» **Available data**
::::
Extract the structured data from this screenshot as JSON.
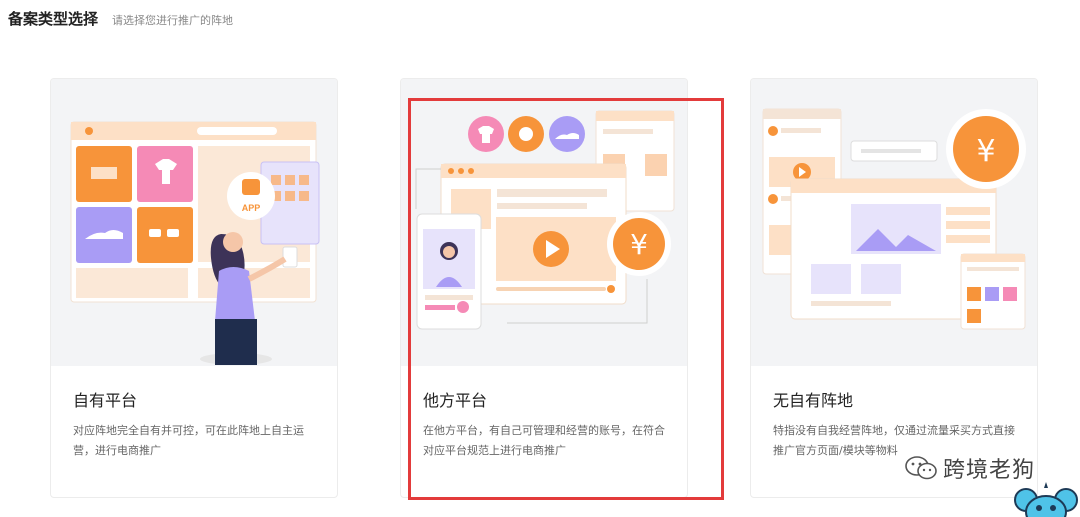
{
  "header": {
    "title": "备案类型选择",
    "subtitle": "请选择您进行推广的阵地"
  },
  "cards": [
    {
      "title": "自有平台",
      "description": "对应阵地完全自有并可控，可在此阵地上自主运营，进行电商推广",
      "badge": "APP"
    },
    {
      "title": "他方平台",
      "description": "在他方平台，有自己可管理和经营的账号，在符合对应平台规范上进行电商推广",
      "currency_symbol": "¥"
    },
    {
      "title": "无自有阵地",
      "description": "特指没有自我经营阵地，仅通过流量采买方式直接推广官方页面/模块等物料",
      "currency_symbol": "¥"
    }
  ],
  "watermark": {
    "text": "跨境老狗"
  },
  "colors": {
    "accent_orange": "#f7943a",
    "soft_peach": "#fde0c6",
    "purple": "#a99cf5",
    "pink": "#f58ab6",
    "highlight_red": "#e33b3b"
  }
}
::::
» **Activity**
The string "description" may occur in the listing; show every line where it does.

» **Output of the task**
      "description": "对应阵地完全自有并可控，可在此阵地上自主运营，进行电商推广",
      "description": "在他方平台，有自己可管理和经营的账号，在符合对应平台规范上进行电商推广",
      "description": "特指没有自我经营阵地，仅通过流量采买方式直接推广官方页面/模块等物料",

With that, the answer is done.